When we are packing something in a box or a suitcase or a cupboard, first we have to decide how we are going to pack. How many items can be fitted into that fixed space? A good example of this is, before you go to school, you try to pack everything you need (like your books, notebooks, geometry box, sports equipment, food and water bottle) into your school bag. At that time, you are very clear that your books should not be damaged and you are able to carry everything yourself. Think! The same rules apply to posting a package to a friend or family member or others.
Apart from these, the packaging methods are used in many cases such as cutting of sheets, glass, paper, wood, cloth or other materials and room allotment, seating arrangement in the particular space provided, parking vehicles with proper lanes and saving data in hard disk, CD, pen drive and so on.
Using some of the packing methods from the following situations and examples, let us try to understand how best to fit the items into the space in the containers or in rooms or in boxes etc.,
1. Packing Approaches - Fractional method
Here, when we fill items in bags or in containers, we determine the weight, value and number of each item with the condition that the total weight of the container is less than or equal to a given limit and the total value is as large as possible. Fractional method uses the technique of buying things fractionally and admits buying of more items within a given budget. Let us learn more about this approach from the following situation.
Suppose that you want to buy some vegetables and fruits that are given in the Fig. 7.20 with their weights and price and that you have a bag that capacity of carrying 15 kg. The objective is to buy more items within your budget of ₹550 and also that weight should not exceed 15 kg.
You cannot buy all the items because if you calculate the total weight of all the items, then it would be greater than 15 kg (maximum capacity of your bag is 15 kg). So, let us try some approaches, to find how you can select more items so that you will buy them with maximum price within your budget of ₹550. For that let us tabulate the items with their weights and price you want to buy.
Approach I - Selecting items with Maximum Price
In this approach, we select the items according to the maximum price. Here the maximum price in the table is ₹150/-. Now, let us tabulate to find the total price and how much can we buy vegetables and fruits within our budget and not exceeding 15kg.

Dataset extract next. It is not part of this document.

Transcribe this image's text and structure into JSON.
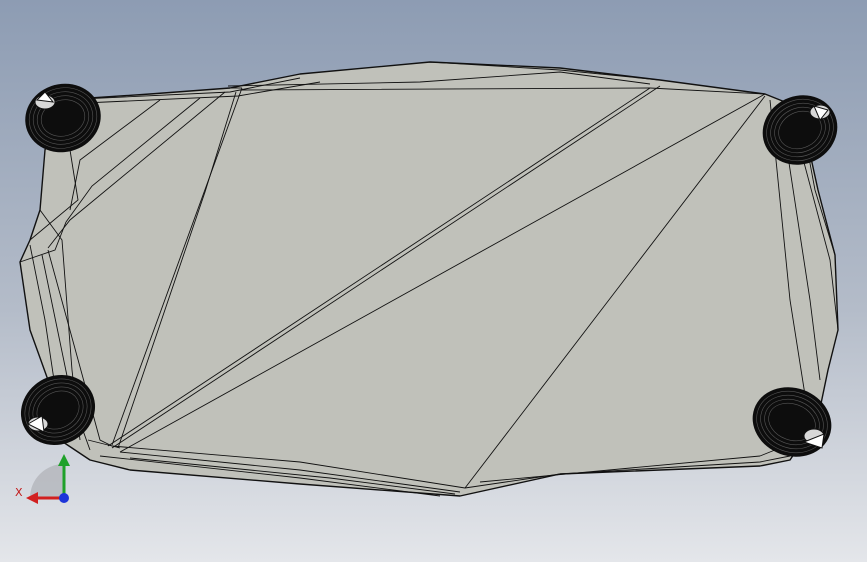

Here, 3 kg of papaya is enough as the total weight reaches 15 kg. So, 3 kg of papaya costs ₹52.50. Hence, in this approach we will spend maximum ₹472.50 to buy 15 kg of vegetables and fruits.

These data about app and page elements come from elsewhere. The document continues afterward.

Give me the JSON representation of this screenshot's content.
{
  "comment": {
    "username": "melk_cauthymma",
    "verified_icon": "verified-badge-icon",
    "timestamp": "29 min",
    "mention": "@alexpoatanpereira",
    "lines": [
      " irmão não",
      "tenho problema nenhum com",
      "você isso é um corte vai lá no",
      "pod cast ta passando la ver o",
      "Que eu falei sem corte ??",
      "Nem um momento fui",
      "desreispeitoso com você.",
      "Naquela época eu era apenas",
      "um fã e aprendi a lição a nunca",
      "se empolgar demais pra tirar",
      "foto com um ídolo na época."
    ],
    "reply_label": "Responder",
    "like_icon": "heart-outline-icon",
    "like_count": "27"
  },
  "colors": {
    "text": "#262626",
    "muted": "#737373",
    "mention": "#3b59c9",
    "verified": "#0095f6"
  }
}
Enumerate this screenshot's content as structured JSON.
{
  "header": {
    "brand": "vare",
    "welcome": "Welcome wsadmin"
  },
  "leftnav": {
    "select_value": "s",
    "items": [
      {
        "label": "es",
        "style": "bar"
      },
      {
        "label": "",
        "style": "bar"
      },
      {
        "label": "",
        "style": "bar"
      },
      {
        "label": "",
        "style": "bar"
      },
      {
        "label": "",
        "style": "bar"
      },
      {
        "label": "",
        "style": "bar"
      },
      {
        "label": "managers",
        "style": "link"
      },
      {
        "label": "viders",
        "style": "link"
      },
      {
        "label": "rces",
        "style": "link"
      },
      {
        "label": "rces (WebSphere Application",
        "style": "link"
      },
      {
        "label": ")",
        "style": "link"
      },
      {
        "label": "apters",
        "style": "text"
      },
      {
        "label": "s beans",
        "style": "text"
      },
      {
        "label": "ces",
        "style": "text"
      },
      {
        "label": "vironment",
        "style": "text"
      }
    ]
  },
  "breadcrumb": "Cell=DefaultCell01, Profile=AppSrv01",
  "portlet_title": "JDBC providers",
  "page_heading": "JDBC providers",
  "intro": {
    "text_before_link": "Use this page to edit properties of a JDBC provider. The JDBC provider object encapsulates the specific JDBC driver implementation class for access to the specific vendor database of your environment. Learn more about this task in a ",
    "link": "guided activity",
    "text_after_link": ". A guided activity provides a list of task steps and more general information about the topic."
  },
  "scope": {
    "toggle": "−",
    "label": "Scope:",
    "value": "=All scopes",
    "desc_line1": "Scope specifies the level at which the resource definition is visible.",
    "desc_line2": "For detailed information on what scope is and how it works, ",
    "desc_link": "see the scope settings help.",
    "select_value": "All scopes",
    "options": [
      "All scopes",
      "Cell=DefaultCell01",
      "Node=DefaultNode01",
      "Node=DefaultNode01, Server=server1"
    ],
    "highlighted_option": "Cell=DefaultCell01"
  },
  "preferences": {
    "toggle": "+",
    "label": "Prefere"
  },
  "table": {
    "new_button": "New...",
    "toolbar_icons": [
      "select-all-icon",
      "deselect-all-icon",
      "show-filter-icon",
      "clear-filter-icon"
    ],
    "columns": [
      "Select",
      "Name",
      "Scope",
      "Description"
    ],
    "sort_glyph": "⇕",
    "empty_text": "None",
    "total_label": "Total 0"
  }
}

Approach II - Selecting items with Minimum Weight
In this approach, we select the items according to the minimum weight. Here, we can select more and more items. Now, let us tabulate to find the total price and how much can we buy vegetables and fruits within our budget and not exceeding 15kg.
Here, 1 kg of Sapotta is enough to complete 15 kg with minimum price of ₹30 per kg.
Hence in this approach, we will spend maximum ₹475 to buy 15 kg of vegetables and fruits.
Approach III - Finding the Maximum price to Weight Ratio.
In this approach, we select the items according to the maximum price to weight ratio (find the rate of 1kg). Now, let us tabulate to find the total price and how much we can buy vegetables and fruits within our budget and not exceeding 15 kg.
In this approach, we can buy all vegetables and fruits except papaya as we need with maximum price within our budget and not exceeding 15 kg. Comparatively, in the II approach we can buy more items but spend minimum amount only. So, we can say third approach is best one. Isn’t it?